According to Dark Reading the research, which will be presented at the Black Hat Briefings later this summer, focuses on a part of the espionage life cycle that most incident responders do not see: the attackers sifting through their data caches and processing the stolen information in virtual “APT [advanced persistent threat] operation centers,” says Benson Wu, co-founder and lead security researcher at Taiwan-based Xecure Lab and one of the presenters.
“[We] will show that there are lots of people in these APT operation centers,” Wu says. “We can’t see [the] data that is being stolen, but there are a lot of operators. The workloads are so high that there must be tons of victims.”
Wu — along with researchers at Academia Sinica/Taiwan, a top research university — describes the life cycle of cyberespionage attacks in five steps: the enemy creates their tools and infrastructure; they then get by their victim’s defenses; they search for and exfiltrate data using their command-and-control servers; they use a back-end console to gain access to the data; and they process the stolen information in an APT operations center. Their research focuses on the last two steps, he says.
The theft of intellectual property by the use of hacking, malware, and social engineering has become a point of contention between the U.S. and China, with companies and government agencies in the U.S. increasingly calling out China for the attacks on their systems.

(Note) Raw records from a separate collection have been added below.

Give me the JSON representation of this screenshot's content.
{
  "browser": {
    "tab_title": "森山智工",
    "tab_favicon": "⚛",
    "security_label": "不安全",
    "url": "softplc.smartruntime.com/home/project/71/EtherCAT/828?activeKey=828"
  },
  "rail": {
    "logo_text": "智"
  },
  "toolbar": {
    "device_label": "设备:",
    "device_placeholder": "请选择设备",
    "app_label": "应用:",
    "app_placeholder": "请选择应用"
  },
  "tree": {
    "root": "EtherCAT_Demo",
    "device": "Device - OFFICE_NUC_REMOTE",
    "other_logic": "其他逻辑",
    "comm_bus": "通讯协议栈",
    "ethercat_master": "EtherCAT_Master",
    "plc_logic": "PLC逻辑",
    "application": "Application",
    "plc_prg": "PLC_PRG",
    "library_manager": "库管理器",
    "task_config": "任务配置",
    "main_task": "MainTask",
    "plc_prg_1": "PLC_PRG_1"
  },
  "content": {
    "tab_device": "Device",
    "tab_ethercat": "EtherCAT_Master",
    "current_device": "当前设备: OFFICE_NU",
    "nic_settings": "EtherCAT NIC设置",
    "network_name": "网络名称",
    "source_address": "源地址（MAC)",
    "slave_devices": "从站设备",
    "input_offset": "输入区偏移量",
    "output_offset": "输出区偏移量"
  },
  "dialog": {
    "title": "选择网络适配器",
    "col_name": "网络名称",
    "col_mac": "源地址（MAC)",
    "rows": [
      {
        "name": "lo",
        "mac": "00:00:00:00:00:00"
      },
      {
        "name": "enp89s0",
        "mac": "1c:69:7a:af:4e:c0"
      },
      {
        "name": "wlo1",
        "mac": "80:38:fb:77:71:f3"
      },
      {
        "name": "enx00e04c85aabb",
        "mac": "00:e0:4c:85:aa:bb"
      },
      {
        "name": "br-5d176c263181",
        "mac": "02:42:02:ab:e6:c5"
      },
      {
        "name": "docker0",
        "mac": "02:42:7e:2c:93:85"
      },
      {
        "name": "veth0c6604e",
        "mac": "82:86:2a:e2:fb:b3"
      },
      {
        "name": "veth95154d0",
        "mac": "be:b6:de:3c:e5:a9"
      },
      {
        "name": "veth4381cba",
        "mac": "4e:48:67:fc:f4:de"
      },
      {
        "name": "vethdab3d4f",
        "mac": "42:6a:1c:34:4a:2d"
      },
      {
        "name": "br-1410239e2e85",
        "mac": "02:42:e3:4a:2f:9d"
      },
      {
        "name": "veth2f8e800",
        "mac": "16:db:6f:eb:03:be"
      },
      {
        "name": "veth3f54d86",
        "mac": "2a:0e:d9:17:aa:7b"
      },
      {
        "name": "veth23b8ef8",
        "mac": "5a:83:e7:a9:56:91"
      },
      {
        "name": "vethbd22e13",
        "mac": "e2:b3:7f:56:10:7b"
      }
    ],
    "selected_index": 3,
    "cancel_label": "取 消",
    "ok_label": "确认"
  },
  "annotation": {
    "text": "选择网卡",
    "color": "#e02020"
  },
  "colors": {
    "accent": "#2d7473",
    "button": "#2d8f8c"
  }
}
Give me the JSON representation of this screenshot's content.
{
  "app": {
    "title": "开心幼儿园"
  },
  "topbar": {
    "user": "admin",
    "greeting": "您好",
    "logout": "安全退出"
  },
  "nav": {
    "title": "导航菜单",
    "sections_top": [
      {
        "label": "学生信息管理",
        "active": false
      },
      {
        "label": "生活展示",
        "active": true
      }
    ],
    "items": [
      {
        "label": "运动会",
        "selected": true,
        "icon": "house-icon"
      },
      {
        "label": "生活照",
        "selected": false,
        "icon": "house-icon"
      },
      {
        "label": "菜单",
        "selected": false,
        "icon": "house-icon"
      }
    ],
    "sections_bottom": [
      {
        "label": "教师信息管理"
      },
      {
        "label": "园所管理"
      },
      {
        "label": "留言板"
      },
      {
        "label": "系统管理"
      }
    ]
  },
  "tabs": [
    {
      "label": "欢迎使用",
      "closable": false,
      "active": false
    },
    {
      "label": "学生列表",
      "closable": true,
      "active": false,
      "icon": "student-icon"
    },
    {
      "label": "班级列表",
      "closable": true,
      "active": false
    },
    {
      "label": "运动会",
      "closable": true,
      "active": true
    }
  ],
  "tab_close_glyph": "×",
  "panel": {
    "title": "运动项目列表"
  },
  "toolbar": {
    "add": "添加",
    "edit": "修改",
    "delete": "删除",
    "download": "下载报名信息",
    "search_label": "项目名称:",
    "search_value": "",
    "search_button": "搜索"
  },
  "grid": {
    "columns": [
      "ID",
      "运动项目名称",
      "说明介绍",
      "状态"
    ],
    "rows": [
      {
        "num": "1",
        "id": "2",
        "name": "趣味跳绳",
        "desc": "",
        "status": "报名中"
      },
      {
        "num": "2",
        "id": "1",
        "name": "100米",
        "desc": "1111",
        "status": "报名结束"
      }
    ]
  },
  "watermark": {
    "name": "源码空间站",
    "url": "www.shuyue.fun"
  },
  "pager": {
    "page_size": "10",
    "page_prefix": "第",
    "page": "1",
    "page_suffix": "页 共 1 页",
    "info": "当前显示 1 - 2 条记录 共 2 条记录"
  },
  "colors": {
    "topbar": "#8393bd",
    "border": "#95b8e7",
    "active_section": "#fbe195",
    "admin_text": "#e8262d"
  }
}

Analysts at security giant RSA estimate that at least 80 percent of cyberespionage-related attacks appear to be coming out of the Far East, mainly China.